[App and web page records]

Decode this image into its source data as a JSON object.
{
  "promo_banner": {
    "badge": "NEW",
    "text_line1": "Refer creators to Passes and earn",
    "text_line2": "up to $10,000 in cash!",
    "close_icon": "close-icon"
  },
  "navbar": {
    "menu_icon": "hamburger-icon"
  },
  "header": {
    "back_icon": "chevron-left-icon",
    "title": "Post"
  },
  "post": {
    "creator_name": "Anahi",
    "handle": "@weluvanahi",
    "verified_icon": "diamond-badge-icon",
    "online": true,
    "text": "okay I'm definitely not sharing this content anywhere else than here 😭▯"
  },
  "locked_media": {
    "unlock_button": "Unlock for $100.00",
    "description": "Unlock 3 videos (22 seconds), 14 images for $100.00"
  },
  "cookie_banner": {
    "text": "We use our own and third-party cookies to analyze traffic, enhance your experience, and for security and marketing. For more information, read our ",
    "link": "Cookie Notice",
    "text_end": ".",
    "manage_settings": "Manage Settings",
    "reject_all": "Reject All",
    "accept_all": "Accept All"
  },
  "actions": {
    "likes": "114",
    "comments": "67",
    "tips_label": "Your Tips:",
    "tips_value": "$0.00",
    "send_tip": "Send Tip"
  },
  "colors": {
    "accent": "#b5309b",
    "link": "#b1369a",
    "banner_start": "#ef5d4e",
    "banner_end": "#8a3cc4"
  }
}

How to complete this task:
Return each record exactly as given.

Final answer:
Decode this image into its source data as a JSON object.
{
  "promo_banner": {
    "badge": "NEW",
    "text_line1": "Refer creators to Passes and earn",
    "text_line2": "up to $10,000 in cash!",
    "close_icon": "close-icon"
  },
  "navbar": {
    "menu_icon": "hamburger-icon"
  },
  "header": {
    "back_icon": "chevron-left-icon",
    "title": "Post"
  },
  "post": {
    "creator_name": "Anahi",
    "handle": "@weluvanahi",
    "verified_icon": "diamond-badge-icon",
    "online": true,
    "text": "okay I'm definitely not sharing this content anywhere else than here 😭▯"
  },
  "locked_media": {
    "unlock_button": "Unlock for $100.00",
    "description": "Unlock 3 videos (22 seconds), 14 images for $100.00"
  },
  "cookie_banner": {
    "text": "We use our own and third-party cookies to analyze traffic, enhance your experience, and for security and marketing. For more information, read our ",
    "link": "Cookie Notice",
    "text_end": ".",
    "manage_settings": "Manage Settings",
    "reject_all": "Reject All",
    "accept_all": "Accept All"
  },
  "actions": {
    "likes": "114",
    "comments": "67",
    "tips_label": "Your Tips:",
    "tips_value": "$0.00",
    "send_tip": "Send Tip"
  },
  "colors": {
    "accent": "#b5309b",
    "link": "#b1369a",
    "banner_start": "#ef5d4e",
    "banner_end": "#8a3cc4"
  }
}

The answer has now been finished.